totally lost, and the owner of the ship was obliged to pay the
amount of the salvage ; it was held that he had an insurable
interest in the average contribution due to him from the owners
of the cargo on account of the salvage, and that he was entitled
to recover this amount under a policy effected before the loss
for the purpose of covering what he might have to pay under
the recognizance (/).

The law of England, as of most other countries, forbids, on Seamen's
■ grounds of public policy, the insurance of seamen's wages, or of ^^^
any equivalent which they may be entitled to receive in their
st^ul iff). This rule does not, however, apply to the wages of

(h) As to the insurance of ships bound Willisy, CooH, 5 E. & B. 641, which

to or from the East Indies on which were decided on very similar sections in

Booey has been advanced on bottomry, the repealed Passengers Act, 1852, 15

see 19 Geo. 2, c 37, s. 6. & 16 Vict c. 44.

(c) W*lk€r ▼. MaUland, 5 B. & A. (/) Briggt v. The Merchant Trader^

in. AuociatUm, 18 a B. 167.

{d) Thomptom ▼. Reptolds, 7 E. & B. (g) Weheter v. De Tastet, 7 T. R.

172. 167 ; Park on Ins. 14 ; see the judg-

(e) 18 ft 19 Vict, c 119, s. 55, and ment of Sir John Nicholl in Th$ Ladf

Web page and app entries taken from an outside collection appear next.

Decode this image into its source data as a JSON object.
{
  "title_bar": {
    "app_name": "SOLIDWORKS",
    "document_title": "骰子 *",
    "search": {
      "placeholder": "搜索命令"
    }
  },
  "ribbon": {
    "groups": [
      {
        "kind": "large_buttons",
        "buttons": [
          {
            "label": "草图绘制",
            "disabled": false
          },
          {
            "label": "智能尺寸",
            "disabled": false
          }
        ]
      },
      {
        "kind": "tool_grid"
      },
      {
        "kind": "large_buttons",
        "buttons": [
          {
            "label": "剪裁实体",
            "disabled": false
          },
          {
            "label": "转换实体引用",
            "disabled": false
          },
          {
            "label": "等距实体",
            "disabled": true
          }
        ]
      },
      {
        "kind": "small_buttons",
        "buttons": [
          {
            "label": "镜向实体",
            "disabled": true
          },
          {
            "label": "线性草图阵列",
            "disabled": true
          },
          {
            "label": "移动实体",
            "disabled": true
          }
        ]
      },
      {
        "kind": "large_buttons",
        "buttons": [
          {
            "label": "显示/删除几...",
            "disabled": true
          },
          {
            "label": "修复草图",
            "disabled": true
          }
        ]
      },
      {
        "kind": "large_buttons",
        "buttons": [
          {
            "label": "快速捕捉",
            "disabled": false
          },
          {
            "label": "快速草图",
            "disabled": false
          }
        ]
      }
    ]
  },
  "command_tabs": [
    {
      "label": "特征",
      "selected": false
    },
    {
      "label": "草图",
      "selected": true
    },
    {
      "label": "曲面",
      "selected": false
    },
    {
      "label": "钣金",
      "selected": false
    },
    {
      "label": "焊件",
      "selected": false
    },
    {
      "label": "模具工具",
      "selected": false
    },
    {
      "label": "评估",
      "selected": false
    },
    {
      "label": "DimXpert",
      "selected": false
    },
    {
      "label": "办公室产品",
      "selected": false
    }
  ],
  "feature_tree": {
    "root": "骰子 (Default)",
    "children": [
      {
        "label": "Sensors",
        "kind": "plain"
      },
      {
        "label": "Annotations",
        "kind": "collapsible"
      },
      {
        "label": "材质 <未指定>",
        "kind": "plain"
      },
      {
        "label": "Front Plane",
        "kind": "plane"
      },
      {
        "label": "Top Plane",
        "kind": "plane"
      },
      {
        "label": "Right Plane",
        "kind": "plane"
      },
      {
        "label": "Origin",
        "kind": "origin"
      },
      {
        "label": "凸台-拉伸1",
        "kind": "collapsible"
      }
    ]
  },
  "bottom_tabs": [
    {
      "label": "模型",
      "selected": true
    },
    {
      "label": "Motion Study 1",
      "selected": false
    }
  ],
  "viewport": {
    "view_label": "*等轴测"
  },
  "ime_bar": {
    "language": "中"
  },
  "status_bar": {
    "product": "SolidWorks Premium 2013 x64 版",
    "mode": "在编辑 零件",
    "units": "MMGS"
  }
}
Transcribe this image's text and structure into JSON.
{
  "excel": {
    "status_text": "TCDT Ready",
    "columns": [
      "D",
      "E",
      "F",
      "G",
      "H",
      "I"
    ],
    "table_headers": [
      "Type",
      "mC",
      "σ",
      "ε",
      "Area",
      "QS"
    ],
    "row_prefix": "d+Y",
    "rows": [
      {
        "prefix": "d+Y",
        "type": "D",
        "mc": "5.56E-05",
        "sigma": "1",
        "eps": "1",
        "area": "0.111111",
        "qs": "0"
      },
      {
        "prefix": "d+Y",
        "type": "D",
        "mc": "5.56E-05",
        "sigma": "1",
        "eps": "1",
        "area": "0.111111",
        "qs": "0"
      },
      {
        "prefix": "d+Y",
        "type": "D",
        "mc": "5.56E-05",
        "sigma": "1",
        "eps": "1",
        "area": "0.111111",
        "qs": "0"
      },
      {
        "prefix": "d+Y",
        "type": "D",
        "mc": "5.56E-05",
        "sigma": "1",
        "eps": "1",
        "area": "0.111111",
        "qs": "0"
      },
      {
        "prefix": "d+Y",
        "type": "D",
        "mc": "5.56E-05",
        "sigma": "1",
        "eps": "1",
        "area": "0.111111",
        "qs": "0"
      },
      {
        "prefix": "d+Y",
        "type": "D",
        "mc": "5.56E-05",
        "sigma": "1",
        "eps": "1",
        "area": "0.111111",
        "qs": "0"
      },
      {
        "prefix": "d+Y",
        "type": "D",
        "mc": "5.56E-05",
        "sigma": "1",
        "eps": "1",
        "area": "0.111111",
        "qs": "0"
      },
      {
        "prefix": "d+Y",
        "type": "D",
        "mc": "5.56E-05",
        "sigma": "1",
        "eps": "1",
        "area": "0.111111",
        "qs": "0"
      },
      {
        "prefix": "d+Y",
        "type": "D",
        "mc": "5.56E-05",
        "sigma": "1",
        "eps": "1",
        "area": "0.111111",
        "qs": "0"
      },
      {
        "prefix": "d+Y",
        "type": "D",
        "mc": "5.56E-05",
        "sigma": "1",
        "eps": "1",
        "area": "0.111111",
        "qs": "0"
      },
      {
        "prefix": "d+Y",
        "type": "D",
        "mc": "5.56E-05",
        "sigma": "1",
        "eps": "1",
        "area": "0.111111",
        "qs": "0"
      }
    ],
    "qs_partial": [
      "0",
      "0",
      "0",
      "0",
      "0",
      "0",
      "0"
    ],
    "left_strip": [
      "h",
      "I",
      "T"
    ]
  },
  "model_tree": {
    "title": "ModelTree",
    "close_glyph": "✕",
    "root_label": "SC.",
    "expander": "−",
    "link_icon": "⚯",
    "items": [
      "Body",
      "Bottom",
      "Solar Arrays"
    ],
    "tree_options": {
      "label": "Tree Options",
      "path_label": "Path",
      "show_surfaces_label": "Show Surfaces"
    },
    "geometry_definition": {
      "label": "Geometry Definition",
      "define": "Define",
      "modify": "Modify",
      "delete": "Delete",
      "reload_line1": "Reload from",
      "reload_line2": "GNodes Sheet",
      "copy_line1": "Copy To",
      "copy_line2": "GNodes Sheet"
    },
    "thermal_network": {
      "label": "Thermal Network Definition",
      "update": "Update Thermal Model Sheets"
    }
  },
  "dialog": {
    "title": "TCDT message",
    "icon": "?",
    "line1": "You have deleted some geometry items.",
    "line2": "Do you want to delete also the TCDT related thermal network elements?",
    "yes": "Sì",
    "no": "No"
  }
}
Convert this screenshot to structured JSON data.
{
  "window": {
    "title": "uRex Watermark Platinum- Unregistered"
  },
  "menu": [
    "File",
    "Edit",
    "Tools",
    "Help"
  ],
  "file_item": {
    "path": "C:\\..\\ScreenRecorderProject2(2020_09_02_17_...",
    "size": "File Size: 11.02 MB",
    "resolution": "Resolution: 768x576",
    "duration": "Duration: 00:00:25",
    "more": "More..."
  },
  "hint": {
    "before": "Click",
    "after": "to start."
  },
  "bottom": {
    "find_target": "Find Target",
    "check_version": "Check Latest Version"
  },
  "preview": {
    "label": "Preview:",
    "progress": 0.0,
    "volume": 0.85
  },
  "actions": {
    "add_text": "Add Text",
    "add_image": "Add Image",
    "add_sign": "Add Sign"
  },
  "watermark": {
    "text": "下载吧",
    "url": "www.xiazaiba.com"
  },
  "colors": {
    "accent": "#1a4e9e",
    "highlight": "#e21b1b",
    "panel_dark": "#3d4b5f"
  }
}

Gibmm y. Braiford, 4 £. & B. 586; Dmrham, 8 Hagg.201.

x2



Digitized by



Google



308



INSURANCE.



the master, or to the commission to which he is entitled, or to
any share which he may have as part owner (A).

Illegal trading. AH insurances are invalid which are intended to cover adven-
tures prohibited by the law of nations, such as voyages under-
taken in breach of a blockade (f), or of the articles of a treaty (ft),
or which are in violation of the statutory provisions as to con-
voy, ti-ade, or revenue of the country in which the insurance is
effected (/).

Thus, a policy effected in England upon a voyage which is
f contrary to the navigation laws, or in breach of the customs

laws of this country, is void(m). It is not necessary to mention
more fully the cases depending upon the system established by
the Navigation Acts, which are now repealed (n). With respect
to contracts in violation of the customs laws, it has been held
that if a small portion only of the goods insured be contraband
the whole policy is vitiated, and the assured is precluded from
recovering any part of his loss (o). And it is a general rule,
that if there is an illegality in any part of an entire risk, the
whole is thereby vitiated (p).

It has been often doubted how far the legality of an insurance
ought to be affected by the fact that it is designed to cover a



(A) King V. Glover, 2 N. R. 206 ; see
ante, p. 84.

(i) See The HurHge Hone, 8 Rob.
824; Hannell v. Wise, 9 B. & C. 712,
and ante, p. 220.

{k) See The Eenrom, 2 Rob. I, and
Bird V. Jppleion, 8 T. R. 562.

{I) Wainhotue v. Cowie, 4 Taunt. 1 78 ;
Darby v. Newton, 6 Taunt 644 ; John-
ston V. Sutton, Doug. 354. In cases of
violation of statutory provisions as to
convoy, it must be shown, if the policy
was effected by an agent, that the as-
sured authorized the infHngement of
the statute. Carstairs v. JUnutt, 3
Camp. 497 ; Metoalf v. Parry, 4 Camp.
125 ; ThomhiU v. Lance, ib, 231.

(m) See Morck v. Jbel, 3 B. & P. 35 ;
Chalmeri v. Bell, ib, 604 ; Lubbock v.
Pottt, 7 East, 449 ; Gray v. Lloyd, 4
Taunt. 136 ; Campbell v. Innes, 4 B. &
A. 426 ; Thompson v. Irving, 7 M. & W.
367 ; Suart v. PoweU, I B. & Ad. 266.
All these cases were decided upon sta-
tutes which are now repealed; but
the principles laid down in them may
still be useful in determining what ii
■uch an illegal trading ai to invalidate



an insurance. In Cunard v. Hyde, 1 E.
B. & £. 670, it was held that the sailing
of a ship from her port of loading, in
contravention of customs laws, did not
prevent the owner of the cargo, who
was not aware of the irregularity, from
recovering on a policy on the cargo and
freight. Where the owner of the cargo
is aware of the illegal act he cannot re-
cover. Cunard v. Hyde, 29 L. J^ N. S.,
Q.B.6.

(n) Ante, p. 16.

(o) Parkin v. Dick, 2 Camp. 221;
S,C,\l East, 502 ; Camelo v. Btittem, 4
B. & A. 184. It has been held, how-
ever, that when a licence to carry pro-



Online LibraryCharles Edward Pollock Frederic Philip MaudeCompendium of the law of merchant shipping → online text (page 39 of 101)